#### RECORDS TO USE

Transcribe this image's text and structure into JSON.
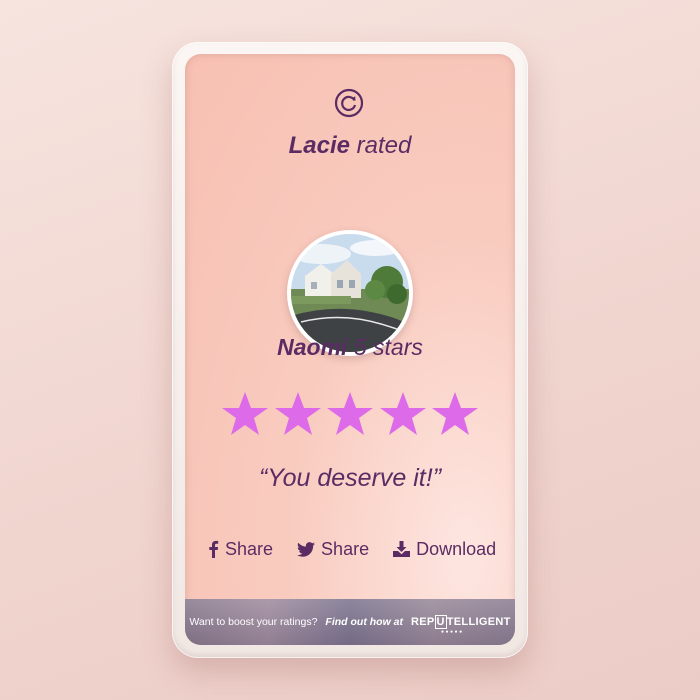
{
  "card": {
    "rater_name": "Lacie",
    "rater_suffix": " rated",
    "subject_name": "Naomi",
    "subject_suffix": " 5 stars",
    "rating": 5,
    "max_rating": 5,
    "quote": "“You deserve it!”"
  },
  "actions": [
    {
      "label": "Share",
      "icon": "facebook-icon"
    },
    {
      "label": "Share",
      "icon": "twitter-icon"
    },
    {
      "label": "Download",
      "icon": "download-icon"
    }
  ],
  "footer": {
    "prompt": "Want to boost your ratings?",
    "cta": "Find out how at",
    "brand_pre": "REP",
    "brand_u": "U",
    "brand_post": "TELLIGENT",
    "brand_dots": "●●●●●"
  },
  "colors": {
    "text": "#5b2c63",
    "star": "#dd6ae8",
    "card_bg": "#f9cbbf"
  }
}
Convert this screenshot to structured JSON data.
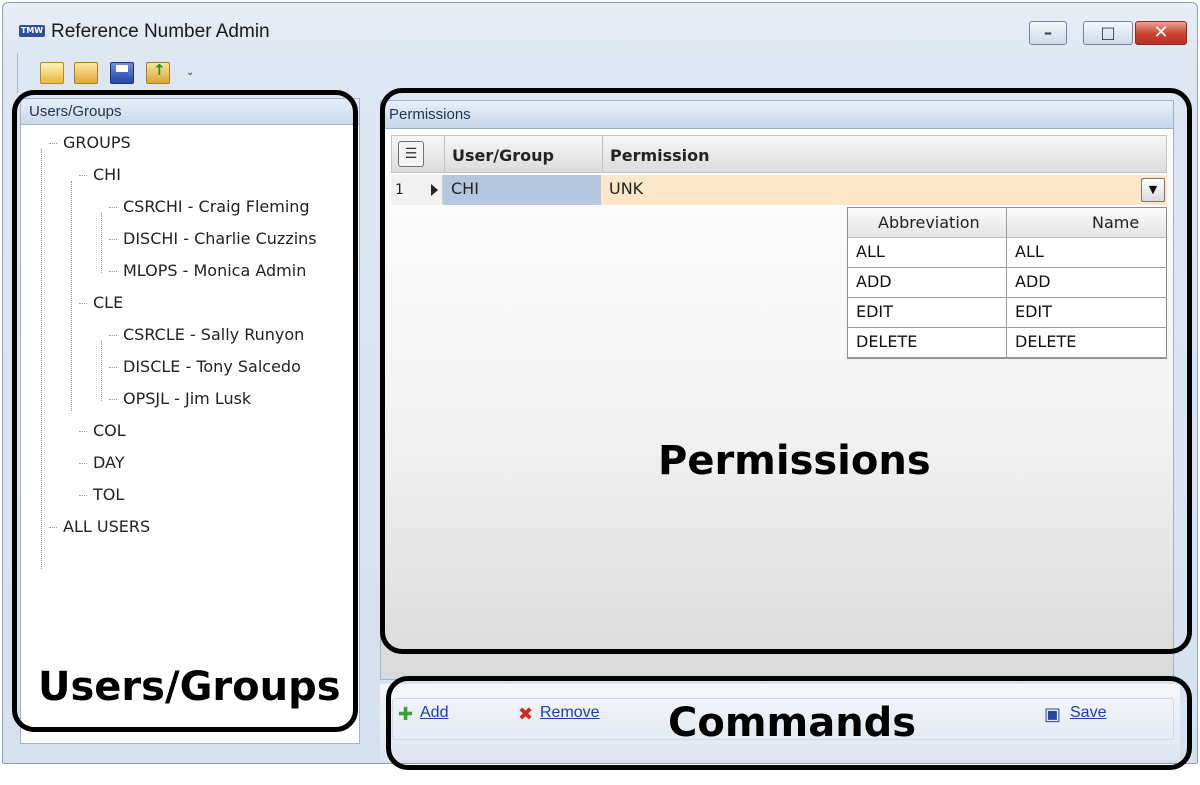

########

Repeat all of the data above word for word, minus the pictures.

■ **EXPECTED ANSWER**:
Transcribe this image's text and structure into JSON.
{
  "card": {
    "rater_name": "Lacie",
    "rater_suffix": " rated",
    "subject_name": "Naomi",
    "subject_suffix": " 5 stars",
    "rating": 5,
    "max_rating": 5,
    "quote": "“You deserve it!”"
  },
  "actions": [
    {
      "label": "Share",
      "icon": "facebook-icon"
    },
    {
      "label": "Share",
      "icon": "twitter-icon"
    },
    {
      "label": "Download",
      "icon": "download-icon"
    }
  ],
  "footer": {
    "prompt": "Want to boost your ratings?",
    "cta": "Find out how at",
    "brand_pre": "REP",
    "brand_u": "U",
    "brand_post": "TELLIGENT",
    "brand_dots": "●●●●●"
  },
  "colors": {
    "text": "#5b2c63",
    "star": "#dd6ae8",
    "card_bg": "#f9cbbf"
  }
}
Convert this screenshot to structured JSON data.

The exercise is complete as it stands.